> What to do: Work out the number of lines in the records that include the word "name"; reply with that number alone.

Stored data
- Opening Delimiter -

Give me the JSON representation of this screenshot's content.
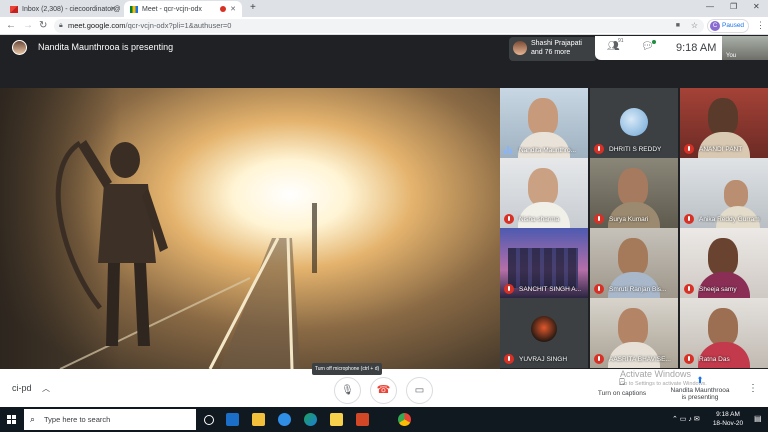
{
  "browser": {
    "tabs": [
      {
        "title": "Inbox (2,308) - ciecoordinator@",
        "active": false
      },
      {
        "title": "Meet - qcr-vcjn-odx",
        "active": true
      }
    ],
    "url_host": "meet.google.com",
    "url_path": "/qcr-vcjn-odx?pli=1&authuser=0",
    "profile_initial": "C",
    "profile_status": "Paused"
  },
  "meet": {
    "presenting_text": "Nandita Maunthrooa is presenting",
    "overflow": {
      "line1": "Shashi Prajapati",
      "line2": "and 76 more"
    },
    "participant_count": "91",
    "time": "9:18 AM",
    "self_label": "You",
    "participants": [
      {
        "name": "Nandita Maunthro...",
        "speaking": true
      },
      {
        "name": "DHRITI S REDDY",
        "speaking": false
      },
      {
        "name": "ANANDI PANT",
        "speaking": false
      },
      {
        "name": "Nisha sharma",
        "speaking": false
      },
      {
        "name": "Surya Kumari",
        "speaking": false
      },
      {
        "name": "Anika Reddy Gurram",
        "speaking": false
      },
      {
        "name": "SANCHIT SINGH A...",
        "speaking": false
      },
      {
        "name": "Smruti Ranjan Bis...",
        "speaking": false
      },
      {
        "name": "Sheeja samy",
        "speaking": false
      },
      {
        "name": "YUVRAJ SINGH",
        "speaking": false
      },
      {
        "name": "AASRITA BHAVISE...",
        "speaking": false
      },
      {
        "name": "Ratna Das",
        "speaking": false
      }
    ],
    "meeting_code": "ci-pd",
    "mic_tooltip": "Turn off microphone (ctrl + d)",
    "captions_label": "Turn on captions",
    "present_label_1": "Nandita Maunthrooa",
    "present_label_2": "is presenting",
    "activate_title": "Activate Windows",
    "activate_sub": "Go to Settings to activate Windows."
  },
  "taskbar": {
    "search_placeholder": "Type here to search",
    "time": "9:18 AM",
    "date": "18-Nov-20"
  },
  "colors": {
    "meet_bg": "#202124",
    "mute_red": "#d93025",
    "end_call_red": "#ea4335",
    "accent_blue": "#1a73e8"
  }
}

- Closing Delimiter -

> Answer to the problem: 12